◆ **Dataset items**:
● ● ● ● ● ● ●

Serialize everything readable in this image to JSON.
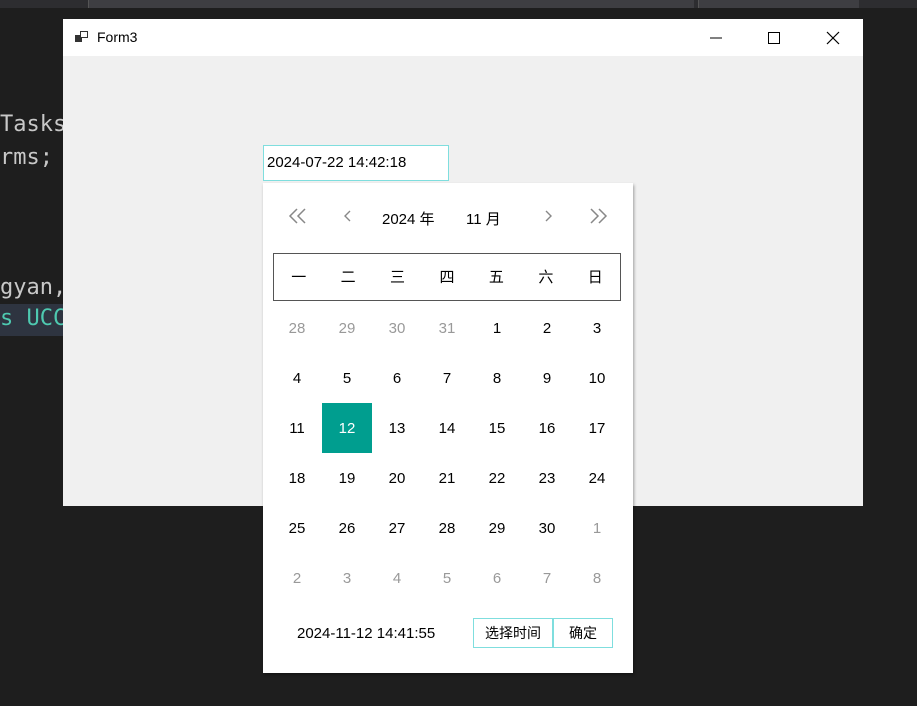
{
  "ide": {
    "code_lines": [
      "Tasks",
      "rms;",
      "gyan,",
      "s UCC"
    ]
  },
  "window": {
    "title": "Form3",
    "app_icon": "form-app-icon",
    "minimize_icon": "minimize-icon",
    "maximize_icon": "maximize-icon",
    "close_icon": "close-icon"
  },
  "date_input": {
    "value": "2024-07-22 14:42:18"
  },
  "calendar": {
    "year_label": "2024 年",
    "month_label": "11 月",
    "prev_year_icon": "double-chevron-left-icon",
    "prev_month_icon": "chevron-left-icon",
    "next_month_icon": "chevron-right-icon",
    "next_year_icon": "double-chevron-right-icon",
    "weekdays": [
      "一",
      "二",
      "三",
      "四",
      "五",
      "六",
      "日"
    ],
    "days": [
      {
        "label": "28",
        "other": true
      },
      {
        "label": "29",
        "other": true
      },
      {
        "label": "30",
        "other": true
      },
      {
        "label": "31",
        "other": true
      },
      {
        "label": "1"
      },
      {
        "label": "2"
      },
      {
        "label": "3"
      },
      {
        "label": "4"
      },
      {
        "label": "5"
      },
      {
        "label": "6"
      },
      {
        "label": "7"
      },
      {
        "label": "8"
      },
      {
        "label": "9"
      },
      {
        "label": "10"
      },
      {
        "label": "11"
      },
      {
        "label": "12",
        "selected": true
      },
      {
        "label": "13"
      },
      {
        "label": "14"
      },
      {
        "label": "15"
      },
      {
        "label": "16"
      },
      {
        "label": "17"
      },
      {
        "label": "18"
      },
      {
        "label": "19"
      },
      {
        "label": "20"
      },
      {
        "label": "21"
      },
      {
        "label": "22"
      },
      {
        "label": "23"
      },
      {
        "label": "24"
      },
      {
        "label": "25"
      },
      {
        "label": "26"
      },
      {
        "label": "27"
      },
      {
        "label": "28"
      },
      {
        "label": "29"
      },
      {
        "label": "30"
      },
      {
        "label": "1",
        "other": true
      },
      {
        "label": "2",
        "other": true
      },
      {
        "label": "3",
        "other": true
      },
      {
        "label": "4",
        "other": true
      },
      {
        "label": "5",
        "other": true
      },
      {
        "label": "6",
        "other": true
      },
      {
        "label": "7",
        "other": true
      },
      {
        "label": "8",
        "other": true
      }
    ],
    "selected_color": "#009e8f",
    "footer_time": "2024-11-12 14:41:55",
    "select_time_label": "选择时间",
    "confirm_label": "确定"
  }
}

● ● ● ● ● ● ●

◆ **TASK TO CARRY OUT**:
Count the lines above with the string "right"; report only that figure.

◆ **EXPECTED ANSWER**:
2